>>

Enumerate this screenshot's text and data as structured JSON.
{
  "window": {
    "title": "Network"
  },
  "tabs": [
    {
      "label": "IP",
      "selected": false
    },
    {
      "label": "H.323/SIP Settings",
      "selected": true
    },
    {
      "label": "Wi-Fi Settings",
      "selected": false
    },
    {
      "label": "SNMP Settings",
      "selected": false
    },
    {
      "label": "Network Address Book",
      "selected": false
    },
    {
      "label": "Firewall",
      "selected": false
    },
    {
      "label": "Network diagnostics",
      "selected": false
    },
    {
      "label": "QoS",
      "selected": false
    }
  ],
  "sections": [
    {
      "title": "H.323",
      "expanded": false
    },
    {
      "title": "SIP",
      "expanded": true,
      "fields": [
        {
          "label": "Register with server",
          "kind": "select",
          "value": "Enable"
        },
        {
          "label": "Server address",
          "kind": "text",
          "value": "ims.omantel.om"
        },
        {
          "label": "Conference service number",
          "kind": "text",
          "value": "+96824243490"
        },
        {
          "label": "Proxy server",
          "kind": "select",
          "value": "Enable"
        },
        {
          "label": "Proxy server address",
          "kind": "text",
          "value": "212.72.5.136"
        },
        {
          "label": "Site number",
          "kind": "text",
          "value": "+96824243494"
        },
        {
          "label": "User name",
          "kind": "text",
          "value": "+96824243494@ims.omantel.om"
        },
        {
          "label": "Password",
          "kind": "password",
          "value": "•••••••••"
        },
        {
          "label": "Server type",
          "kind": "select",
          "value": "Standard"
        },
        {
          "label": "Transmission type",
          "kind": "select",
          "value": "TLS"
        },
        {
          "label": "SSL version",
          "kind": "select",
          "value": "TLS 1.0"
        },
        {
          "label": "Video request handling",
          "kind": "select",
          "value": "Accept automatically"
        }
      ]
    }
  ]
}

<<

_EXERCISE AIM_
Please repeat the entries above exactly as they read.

_EXERCISE RESPONSE_
Enumerate this screenshot's text and data as structured JSON.
{
  "window": {
    "title": "Network"
  },
  "tabs": [
    {
      "label": "IP",
      "selected": false
    },
    {
      "label": "H.323/SIP Settings",
      "selected": true
    },
    {
      "label": "Wi-Fi Settings",
      "selected": false
    },
    {
      "label": "SNMP Settings",
      "selected": false
    },
    {
      "label": "Network Address Book",
      "selected": false
    },
    {
      "label": "Firewall",
      "selected": false
    },
    {
      "label": "Network diagnostics",
      "selected": false
    },
    {
      "label": "QoS",
      "selected": false
    }
  ],
  "sections": [
    {
      "title": "H.323",
      "expanded": false
    },
    {
      "title": "SIP",
      "expanded": true,
      "fields": [
        {
          "label": "Register with server",
          "kind": "select",
          "value": "Enable"
        },
        {
          "label": "Server address",
          "kind": "text",
          "value": "ims.omantel.om"
        },
        {
          "label": "Conference service number",
          "kind": "text",
          "value": "+96824243490"
        },
        {
          "label": "Proxy server",
          "kind": "select",
          "value": "Enable"
        },
        {
          "label": "Proxy server address",
          "kind": "text",
          "value": "212.72.5.136"
        },
        {
          "label": "Site number",
          "kind": "text",
          "value": "+96824243494"
        },
        {
          "label": "User name",
          "kind": "text",
          "value": "+96824243494@ims.omantel.om"
        },
        {
          "label": "Password",
          "kind": "password",
          "value": "•••••••••"
        },
        {
          "label": "Server type",
          "kind": "select",
          "value": "Standard"
        },
        {
          "label": "Transmission type",
          "kind": "select",
          "value": "TLS"
        },
        {
          "label": "SSL version",
          "kind": "select",
          "value": "TLS 1.0"
        },
        {
          "label": "Video request handling",
          "kind": "select",
          "value": "Accept automatically"
        }
      ]
    }
  ]
}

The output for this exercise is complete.